- 0Dec 28, '05 by babynurse2001I also work in a very small rural LDRP. We went to central monitoring about 5 years ago. We also were concerned that it would decrease the time we spent in the room with moms, really it hasn't happened that way at all. Like SBE said, it is just a tool, and if we use it appropriately it can be very helpful. Now, after 5 years, I can't imagine going back. I LOVE being able to see what's going on in multiple rooms, and I sure don't feel like our hands-on philosophy of care has changed one bit. We don't do epidurals so we are all very hands on... Remember just because you have new technology doesn't mean you have to change the way you nurse.
- 0Dec 28, '05 by midwife2bCentral monitoring also has a big benefit for your medical records department.

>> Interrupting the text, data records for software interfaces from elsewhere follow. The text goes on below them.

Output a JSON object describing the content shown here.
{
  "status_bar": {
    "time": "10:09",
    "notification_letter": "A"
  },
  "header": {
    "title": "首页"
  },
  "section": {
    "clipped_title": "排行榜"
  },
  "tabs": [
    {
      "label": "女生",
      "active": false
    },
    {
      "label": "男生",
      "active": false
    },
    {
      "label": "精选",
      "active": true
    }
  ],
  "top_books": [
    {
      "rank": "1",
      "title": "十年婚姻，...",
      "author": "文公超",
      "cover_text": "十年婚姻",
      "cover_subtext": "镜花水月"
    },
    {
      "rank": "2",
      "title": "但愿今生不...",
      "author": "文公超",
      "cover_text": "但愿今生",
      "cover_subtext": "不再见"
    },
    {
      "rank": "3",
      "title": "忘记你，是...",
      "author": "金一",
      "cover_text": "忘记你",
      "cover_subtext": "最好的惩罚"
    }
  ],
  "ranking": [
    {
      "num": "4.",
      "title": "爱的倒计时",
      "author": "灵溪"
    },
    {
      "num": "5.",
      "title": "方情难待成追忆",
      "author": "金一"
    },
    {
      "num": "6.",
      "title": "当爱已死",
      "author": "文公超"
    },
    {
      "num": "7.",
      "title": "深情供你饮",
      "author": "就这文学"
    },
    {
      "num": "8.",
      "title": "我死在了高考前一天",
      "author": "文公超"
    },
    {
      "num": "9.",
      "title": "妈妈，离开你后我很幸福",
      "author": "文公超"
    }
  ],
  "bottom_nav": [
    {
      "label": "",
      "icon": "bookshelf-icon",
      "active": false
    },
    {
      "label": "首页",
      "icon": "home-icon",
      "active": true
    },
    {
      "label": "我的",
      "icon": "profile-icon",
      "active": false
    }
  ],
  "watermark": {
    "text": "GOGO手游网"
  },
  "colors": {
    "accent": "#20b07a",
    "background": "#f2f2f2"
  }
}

All strips can be archived on a disc, eliminating the need to save thousands of strips in big boxes that take up a huge amount of space. Even if you work in a small facility archiving can save a lot of time and money.
It can be difficult to locate a strip when a chart has been requested for review. Tracings can (and have) "walked off", making any kind of defense nearly impossible. Archiving capabilites eliminate this as well; you can pull up the strip and copy it if needed. Our hospital wanted to do away with paper in the monitors altogether but we protested (we write on them, then transfer the info to the archived strip and/or the chart).
The ENTIRE second floor of my office (over 4,000 sq ft) is crammed full of boxes of monitor strips. They have to be kept for at least 18 years. In 2020 the last boxes will be thrown out as discs replace those papers. Over 10,000 hours of monitoring can be kept on just one disc.
I personally pay more attention to the paper coming out of the monitor than the actual system itself. We have a lot of false alarms, but when the alarm sounds, somebody goes to the room to see about the patient!